After being dominated by jock rock and M.O.R. sap for the better part of a decade, mainstream rock eventually began to show some promise of digging itself out of a creative rut in the early-mid ’00s. Singles by The Futureheads, Modest Mouse, Franz Ferdinand and Arcade Fire infiltrated the radio waves, suggesting that as the pendulum had swung as far as it could possibly go into generic drudgery, it too would eventually swing back toward refreshing and exciting sounds, if only temporarily. Music isn’t a solitary comfort, it’s something we can share with each other. And let’s face it, most of us want the same thing in a band—hooks, a unique sound, a lasting impression and a long shelf-life. So while varying takes on retro and nü have been vomited forth for the past few years, along comes a band like Bloc Party, balancing vintage influences with a modern sensibility
Few albums this year can compete with the expectations leveled at Silent Alarm, Bloc Party’s debut full-length. And that’s both blessing and curse—it’s natural to assume any album that’s universally loved or hated is likely to be nowhere near as good or bad as anyone says it is. But Silent Alarm is, simply put, a superb record.
Silent Alarm displays Bloc Party’s strength as masters of creating taut post-punk singles, yet holds together well as a cohesive whole. While many of BP’s forebears were best consumed in seven or 12-inch form, the UK foursome packs as much punch between the radio tracks. Already making quite an impact here in the US, “Banquet” is one of the strongest indie rock singles out there today. Its herky-jerky guitar harmonies and hypnotically melodic chorus are juxtaposed so well, it’s astounding to believe that a band had the foresight to combine the best of punk and pop without hyphenating the two. Similarly, “Helicopter” is a shot of manic, guitar-driven energy and “She’s Hearing Voices,” in re-recorded form, is heavy and robotic in detached, post-punk gloom.

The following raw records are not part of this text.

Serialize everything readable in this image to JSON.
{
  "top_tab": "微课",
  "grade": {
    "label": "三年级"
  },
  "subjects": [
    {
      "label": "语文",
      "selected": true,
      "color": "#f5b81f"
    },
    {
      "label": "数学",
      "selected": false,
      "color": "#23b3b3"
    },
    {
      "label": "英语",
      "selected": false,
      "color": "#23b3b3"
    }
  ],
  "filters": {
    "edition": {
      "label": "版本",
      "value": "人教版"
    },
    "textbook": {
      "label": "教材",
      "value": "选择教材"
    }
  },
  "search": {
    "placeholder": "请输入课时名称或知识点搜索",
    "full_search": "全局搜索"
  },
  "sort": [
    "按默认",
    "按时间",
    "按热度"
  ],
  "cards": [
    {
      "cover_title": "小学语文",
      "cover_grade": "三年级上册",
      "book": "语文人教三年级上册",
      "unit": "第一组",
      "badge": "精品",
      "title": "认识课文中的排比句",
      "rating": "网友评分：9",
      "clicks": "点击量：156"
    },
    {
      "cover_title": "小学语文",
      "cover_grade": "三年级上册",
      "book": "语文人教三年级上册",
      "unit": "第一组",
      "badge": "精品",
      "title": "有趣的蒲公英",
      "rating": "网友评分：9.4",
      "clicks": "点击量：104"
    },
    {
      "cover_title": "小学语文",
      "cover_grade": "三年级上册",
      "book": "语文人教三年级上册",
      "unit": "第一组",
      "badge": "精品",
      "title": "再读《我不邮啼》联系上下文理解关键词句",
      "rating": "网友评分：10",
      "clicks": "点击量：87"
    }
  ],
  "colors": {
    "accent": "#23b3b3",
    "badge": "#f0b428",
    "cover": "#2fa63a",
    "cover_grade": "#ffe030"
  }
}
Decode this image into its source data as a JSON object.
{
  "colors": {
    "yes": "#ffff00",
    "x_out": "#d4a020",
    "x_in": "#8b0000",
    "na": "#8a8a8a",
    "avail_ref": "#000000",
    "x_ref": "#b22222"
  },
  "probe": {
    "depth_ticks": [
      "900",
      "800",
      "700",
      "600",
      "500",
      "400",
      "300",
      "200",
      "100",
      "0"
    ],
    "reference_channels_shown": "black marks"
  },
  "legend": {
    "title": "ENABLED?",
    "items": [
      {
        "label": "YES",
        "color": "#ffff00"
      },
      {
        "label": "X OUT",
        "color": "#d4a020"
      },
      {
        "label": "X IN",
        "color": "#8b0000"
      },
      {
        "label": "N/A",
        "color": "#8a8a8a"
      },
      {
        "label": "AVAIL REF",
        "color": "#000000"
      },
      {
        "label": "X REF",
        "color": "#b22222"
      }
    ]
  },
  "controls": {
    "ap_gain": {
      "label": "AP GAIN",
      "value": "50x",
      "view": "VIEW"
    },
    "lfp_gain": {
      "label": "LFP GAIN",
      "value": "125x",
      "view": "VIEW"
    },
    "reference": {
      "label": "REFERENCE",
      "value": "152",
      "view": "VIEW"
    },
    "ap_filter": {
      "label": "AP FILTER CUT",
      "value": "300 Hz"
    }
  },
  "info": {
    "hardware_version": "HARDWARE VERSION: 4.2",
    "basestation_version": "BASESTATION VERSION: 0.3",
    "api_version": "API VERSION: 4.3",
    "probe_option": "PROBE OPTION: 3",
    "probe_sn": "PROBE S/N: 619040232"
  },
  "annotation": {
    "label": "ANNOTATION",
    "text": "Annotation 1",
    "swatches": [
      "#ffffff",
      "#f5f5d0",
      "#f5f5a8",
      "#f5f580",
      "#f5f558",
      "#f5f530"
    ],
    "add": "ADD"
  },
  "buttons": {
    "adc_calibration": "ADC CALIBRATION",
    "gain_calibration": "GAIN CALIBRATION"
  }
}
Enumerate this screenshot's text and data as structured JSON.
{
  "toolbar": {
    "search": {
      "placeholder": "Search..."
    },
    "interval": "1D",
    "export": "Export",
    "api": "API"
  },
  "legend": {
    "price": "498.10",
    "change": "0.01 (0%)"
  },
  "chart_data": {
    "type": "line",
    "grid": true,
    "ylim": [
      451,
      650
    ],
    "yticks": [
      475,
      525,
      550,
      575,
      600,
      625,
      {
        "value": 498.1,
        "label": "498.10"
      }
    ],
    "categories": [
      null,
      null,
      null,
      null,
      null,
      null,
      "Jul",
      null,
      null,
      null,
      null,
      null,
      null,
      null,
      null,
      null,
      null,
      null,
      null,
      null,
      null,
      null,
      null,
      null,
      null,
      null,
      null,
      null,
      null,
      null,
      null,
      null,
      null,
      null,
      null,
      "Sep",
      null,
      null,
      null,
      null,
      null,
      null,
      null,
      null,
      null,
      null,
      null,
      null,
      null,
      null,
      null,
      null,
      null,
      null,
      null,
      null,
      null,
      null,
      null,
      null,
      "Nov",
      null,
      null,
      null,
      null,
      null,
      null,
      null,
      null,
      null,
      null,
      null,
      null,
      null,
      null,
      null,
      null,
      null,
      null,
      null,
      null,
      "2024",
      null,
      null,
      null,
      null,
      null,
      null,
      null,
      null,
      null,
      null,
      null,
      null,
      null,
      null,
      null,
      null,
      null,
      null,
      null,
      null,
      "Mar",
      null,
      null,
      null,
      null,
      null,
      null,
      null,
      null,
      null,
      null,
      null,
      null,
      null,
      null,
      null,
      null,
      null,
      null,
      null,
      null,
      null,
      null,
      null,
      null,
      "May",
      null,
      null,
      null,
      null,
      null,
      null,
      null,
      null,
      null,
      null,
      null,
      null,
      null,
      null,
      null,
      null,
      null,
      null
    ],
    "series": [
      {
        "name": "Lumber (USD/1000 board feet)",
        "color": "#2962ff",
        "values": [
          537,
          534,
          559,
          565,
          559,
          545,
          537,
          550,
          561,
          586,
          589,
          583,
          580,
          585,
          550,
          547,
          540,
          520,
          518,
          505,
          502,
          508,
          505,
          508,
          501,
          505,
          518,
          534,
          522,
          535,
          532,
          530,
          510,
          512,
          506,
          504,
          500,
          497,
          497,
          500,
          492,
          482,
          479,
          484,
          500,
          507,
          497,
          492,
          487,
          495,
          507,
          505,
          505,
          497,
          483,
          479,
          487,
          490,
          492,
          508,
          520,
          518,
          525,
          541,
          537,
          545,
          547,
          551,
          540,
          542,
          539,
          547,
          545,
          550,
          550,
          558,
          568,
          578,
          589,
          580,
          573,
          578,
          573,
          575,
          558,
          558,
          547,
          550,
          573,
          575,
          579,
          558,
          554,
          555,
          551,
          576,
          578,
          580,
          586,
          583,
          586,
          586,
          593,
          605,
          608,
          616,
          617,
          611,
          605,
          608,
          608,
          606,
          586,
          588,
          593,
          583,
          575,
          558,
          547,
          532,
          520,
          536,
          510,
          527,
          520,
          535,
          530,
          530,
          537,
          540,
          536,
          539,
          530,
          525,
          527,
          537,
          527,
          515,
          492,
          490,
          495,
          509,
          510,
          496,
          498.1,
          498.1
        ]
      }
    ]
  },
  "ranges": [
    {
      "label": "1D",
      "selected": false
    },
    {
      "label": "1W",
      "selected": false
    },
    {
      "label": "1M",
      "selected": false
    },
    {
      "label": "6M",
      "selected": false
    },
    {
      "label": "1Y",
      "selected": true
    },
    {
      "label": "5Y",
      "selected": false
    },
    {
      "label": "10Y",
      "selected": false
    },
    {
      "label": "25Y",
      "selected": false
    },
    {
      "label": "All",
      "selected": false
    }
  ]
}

UK hit “Little Thoughts” is included on the American edition of Silent Alarm, which is a blessing considering the import duties required for finding it otherwise. But it’s hard to find a song on this collection that isn’t worth gushing over. “Like Eating Glass” is as soaring and powerful as an album opener could be, echoing vintage U2. “Blue Light” and “This Modern Love,” with their respective choruses of “you are the bluest light” and “would you like to come over and kill some time?” are melodic and touching, displaying the softer side of the Party without abandoning their edgy, danceable sensibilities.
At their edgiest, Bloc Party is a force to be reckoned with. The marching drums and delay-heavy guitar treatment of “Price of Gas” is among the record’s most deliciously sinister goth-rock moments. “Luno” also rocks hard, with layers of reverb-drenched guitar overlaying a racing one-note bassline and Kele Okereke’s rapid-fire vocal delivery. But nowhere is Okereke as anthemic and Bono-like as in “Pioneers,” in which the young vocalist declares, “We promised the world we’d tame it/what were we hoping for?” in true youthful, invulnerable fashion.
Bloc Party are a rare band that can continue to make guitar rock (for lack of a better phrase) sound fresh and exciting. Though they’re far from the only band to pull off a combination of both style and creativity (hi, Franz Ferdinand), the execution of their first proper full-length is impeccable. Silent Alarm is an astounding debut and an all-around fantastic listen.
Jeff Terich is the founder and editor of Treble. He's been writing about music for 20 years and has been published at American Songwriter, Bandcamp Daily, Reverb, Spin, Stereogum, uDiscoverMusic, VinylMePlease and some others that he's forgetting right now. He's still not tired of it.